Italica, developed by Monica Dengo and typeface designers Riccardo Olocco and Daniele Capo in 2014, is a digital typeface used for handwriting instruction in Italy. It is the result of Scrittura Corsiva, Dengo’s project to teach italic style handwriting to elementary school students at the Instituto Comprensivo Giovanni XXIII in Terranuova Bracciolini, Arezzo. The initiative, which began in 2008, led to the institute funding the development of Italica.
The typeface is now owned by Scrivere a Mano nell’Era Digitale, or Handwriting in the Digital Age (SMED), and used in their progressive handwriting teaching method and its resources.

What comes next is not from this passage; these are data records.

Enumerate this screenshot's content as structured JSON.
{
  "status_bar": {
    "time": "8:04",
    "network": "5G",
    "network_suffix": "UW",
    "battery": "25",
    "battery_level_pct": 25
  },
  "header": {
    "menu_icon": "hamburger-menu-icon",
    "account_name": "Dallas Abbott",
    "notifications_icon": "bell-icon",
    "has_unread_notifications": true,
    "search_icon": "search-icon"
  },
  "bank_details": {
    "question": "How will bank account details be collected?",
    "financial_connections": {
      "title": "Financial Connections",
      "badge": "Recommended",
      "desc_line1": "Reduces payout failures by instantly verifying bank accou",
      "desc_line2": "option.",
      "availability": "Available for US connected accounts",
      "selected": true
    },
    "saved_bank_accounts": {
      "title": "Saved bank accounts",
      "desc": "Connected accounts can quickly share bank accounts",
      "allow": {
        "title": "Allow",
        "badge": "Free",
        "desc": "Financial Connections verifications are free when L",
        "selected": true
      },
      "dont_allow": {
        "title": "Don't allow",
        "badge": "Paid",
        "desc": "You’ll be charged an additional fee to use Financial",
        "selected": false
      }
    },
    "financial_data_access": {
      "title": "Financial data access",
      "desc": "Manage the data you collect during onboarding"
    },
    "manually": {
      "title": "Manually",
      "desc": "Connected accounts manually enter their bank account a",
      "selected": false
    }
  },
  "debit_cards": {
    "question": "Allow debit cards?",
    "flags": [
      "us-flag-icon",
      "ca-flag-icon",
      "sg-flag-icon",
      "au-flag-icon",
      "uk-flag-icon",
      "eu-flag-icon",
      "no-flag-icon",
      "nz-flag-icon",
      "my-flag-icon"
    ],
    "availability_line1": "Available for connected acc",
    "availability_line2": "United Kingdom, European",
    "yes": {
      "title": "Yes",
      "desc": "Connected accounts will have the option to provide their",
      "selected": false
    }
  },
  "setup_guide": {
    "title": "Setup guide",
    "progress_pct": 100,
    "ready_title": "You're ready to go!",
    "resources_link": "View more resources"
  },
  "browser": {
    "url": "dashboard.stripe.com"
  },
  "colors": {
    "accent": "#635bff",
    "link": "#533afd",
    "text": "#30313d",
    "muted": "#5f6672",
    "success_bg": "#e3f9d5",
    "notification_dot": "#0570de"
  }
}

Italica’s lowercase letters have an oval foundation and extenders shorter than the x-height. The default style is semi-joining. In it, “h”, “k” and “l” don’t have ascender loops, and the “r” doesn’t connect with the following letter. A set of alternates allows Italica to be fully joined, though it requires pen-lifts.